> _WHAT TO WORK ON_: Using the listing below, copy every line that mentions "Pyramid".

> _DATA EXCERPTS_:
*** Block opens ***

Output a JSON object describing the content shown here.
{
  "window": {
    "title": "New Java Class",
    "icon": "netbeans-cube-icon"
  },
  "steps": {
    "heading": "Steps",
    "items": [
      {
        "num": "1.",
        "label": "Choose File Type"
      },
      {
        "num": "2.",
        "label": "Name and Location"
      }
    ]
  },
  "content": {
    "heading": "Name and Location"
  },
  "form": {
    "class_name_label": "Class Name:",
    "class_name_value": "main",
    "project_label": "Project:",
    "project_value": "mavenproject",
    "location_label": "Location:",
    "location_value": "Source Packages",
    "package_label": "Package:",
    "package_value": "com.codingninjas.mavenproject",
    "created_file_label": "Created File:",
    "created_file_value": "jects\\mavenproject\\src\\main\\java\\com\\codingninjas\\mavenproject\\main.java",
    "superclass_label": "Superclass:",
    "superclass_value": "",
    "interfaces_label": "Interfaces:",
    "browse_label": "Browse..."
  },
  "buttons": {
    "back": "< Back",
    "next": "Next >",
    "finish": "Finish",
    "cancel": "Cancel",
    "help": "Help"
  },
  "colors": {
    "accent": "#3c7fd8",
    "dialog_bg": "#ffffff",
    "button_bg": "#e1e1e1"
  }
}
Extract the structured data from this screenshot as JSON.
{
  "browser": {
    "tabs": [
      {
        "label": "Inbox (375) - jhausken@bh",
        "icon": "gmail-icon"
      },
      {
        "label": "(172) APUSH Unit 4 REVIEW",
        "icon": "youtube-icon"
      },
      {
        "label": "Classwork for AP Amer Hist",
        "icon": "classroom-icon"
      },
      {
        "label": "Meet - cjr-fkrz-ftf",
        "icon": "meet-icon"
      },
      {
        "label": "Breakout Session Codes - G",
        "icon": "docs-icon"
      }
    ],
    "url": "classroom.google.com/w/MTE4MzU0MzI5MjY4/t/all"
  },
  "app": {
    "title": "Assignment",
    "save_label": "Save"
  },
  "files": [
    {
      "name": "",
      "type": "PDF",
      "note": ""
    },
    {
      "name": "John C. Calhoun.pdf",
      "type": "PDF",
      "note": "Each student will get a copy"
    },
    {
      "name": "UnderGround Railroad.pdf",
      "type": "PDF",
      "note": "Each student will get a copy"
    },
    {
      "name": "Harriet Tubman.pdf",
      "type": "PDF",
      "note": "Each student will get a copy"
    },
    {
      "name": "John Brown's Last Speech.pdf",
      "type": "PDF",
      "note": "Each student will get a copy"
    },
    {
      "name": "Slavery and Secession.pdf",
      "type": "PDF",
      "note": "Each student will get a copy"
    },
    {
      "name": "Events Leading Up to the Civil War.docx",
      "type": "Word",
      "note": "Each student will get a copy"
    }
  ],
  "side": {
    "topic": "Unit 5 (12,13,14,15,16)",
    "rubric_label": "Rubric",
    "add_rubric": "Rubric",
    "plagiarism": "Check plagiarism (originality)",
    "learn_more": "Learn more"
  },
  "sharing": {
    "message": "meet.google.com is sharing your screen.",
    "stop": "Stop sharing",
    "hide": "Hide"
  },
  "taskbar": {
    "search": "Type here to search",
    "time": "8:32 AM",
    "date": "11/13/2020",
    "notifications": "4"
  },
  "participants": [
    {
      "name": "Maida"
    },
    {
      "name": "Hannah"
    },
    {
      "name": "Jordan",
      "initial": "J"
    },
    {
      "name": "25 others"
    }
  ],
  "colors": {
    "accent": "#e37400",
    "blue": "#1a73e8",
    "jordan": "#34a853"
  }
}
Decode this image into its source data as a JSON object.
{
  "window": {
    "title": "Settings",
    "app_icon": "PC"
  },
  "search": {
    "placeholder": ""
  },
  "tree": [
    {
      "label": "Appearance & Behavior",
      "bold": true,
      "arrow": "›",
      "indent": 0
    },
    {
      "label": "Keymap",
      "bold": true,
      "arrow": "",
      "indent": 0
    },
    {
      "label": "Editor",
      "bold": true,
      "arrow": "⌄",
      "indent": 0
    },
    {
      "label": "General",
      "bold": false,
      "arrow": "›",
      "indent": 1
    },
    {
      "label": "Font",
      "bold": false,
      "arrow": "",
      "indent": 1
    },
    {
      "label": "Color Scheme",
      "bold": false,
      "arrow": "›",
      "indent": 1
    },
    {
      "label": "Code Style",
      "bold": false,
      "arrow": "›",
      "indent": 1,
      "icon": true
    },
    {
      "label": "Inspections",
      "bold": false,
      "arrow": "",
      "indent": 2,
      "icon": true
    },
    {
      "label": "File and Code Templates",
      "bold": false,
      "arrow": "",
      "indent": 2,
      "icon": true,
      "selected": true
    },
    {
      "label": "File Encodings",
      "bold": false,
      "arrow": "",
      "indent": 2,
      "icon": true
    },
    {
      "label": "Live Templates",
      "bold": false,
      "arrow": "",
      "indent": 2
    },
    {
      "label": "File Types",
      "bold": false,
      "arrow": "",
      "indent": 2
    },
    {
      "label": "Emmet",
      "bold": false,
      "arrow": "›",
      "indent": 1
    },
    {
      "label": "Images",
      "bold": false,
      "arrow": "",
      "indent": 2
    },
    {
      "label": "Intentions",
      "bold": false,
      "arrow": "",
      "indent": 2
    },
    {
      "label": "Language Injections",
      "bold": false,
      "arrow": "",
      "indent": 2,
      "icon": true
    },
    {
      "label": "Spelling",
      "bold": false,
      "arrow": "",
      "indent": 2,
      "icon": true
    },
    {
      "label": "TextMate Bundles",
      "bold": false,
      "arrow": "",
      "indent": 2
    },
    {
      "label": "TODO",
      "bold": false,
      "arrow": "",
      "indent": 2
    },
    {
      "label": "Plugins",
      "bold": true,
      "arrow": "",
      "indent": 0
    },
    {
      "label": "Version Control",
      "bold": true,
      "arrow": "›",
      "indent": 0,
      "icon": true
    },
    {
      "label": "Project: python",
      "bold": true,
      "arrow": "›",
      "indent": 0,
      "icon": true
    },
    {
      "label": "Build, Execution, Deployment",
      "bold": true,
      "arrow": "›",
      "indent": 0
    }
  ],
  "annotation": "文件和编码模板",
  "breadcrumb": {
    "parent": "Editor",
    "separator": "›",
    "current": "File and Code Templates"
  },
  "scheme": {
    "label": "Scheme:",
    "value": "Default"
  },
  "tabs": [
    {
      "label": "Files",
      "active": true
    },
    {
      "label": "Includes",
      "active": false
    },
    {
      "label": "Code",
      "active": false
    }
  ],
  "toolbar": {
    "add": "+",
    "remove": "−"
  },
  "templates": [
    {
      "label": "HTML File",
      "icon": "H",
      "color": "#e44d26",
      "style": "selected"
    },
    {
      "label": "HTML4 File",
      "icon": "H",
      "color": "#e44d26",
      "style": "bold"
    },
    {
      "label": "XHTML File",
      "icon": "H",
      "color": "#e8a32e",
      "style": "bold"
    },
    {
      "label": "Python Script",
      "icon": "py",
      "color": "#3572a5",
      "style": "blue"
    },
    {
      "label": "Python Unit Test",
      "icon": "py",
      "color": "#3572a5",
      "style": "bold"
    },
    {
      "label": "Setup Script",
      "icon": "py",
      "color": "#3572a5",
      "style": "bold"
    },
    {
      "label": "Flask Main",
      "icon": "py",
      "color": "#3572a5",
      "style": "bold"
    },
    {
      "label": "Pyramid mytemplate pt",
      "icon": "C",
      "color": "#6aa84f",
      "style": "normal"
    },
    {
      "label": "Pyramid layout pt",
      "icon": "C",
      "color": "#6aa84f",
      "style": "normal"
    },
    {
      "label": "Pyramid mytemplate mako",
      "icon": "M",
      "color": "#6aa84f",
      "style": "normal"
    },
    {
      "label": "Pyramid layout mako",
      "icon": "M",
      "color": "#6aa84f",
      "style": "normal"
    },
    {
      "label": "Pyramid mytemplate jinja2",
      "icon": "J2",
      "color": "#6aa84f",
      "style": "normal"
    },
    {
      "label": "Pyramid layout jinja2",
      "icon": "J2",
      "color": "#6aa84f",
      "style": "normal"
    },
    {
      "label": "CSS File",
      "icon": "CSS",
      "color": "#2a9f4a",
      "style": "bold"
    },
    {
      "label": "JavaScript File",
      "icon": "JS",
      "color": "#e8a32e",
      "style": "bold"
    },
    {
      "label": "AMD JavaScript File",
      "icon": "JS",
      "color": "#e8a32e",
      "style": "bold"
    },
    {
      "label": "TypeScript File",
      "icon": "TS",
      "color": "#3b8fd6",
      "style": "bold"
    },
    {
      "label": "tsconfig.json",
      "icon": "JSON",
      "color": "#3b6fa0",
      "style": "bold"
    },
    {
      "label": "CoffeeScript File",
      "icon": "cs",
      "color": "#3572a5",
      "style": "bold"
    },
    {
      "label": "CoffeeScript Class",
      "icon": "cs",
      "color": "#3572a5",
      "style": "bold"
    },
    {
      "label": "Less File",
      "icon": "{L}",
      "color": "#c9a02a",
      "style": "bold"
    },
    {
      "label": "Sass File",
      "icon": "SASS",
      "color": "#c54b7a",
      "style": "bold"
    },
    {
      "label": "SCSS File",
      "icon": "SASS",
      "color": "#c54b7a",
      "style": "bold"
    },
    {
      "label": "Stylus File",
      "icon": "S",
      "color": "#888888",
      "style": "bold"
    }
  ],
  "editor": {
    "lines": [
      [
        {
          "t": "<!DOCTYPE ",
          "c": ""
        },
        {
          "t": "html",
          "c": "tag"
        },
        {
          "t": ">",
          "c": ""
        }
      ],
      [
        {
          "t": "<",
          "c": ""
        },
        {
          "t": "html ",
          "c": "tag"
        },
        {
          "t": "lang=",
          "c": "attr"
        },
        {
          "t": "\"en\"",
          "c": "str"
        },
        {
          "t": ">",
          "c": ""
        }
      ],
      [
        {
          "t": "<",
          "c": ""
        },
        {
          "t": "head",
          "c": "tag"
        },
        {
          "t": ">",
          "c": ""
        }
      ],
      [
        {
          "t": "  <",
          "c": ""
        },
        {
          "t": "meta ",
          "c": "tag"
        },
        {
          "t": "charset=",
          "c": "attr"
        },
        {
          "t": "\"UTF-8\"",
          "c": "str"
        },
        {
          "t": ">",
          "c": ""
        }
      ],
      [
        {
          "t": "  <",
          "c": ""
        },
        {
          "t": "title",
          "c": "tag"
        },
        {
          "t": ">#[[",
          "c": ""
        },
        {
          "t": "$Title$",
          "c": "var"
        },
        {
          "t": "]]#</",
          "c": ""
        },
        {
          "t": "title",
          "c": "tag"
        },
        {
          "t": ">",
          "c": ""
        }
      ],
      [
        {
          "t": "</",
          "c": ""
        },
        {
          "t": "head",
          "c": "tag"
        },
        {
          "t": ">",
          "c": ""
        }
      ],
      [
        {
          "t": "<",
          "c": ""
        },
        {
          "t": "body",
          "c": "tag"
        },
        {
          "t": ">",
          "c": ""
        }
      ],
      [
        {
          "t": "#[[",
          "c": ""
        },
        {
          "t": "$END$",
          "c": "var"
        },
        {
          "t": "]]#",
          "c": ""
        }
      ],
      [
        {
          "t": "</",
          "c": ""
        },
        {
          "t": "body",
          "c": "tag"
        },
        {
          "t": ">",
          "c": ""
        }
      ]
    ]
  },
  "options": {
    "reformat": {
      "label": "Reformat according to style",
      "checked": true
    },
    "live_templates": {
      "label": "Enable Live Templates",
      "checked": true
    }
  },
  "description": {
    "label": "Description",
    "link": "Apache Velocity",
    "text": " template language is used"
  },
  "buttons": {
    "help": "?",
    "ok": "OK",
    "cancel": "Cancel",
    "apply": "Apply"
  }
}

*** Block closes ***

> _TASK SOLUTION_:
      "label": "Pyramid mytemplate pt",
      "label": "Pyramid layout pt",
      "label": "Pyramid mytemplate mako",
      "label": "Pyramid layout mako",
      "label": "Pyramid mytemplate jinja2",
      "label": "Pyramid layout jinja2",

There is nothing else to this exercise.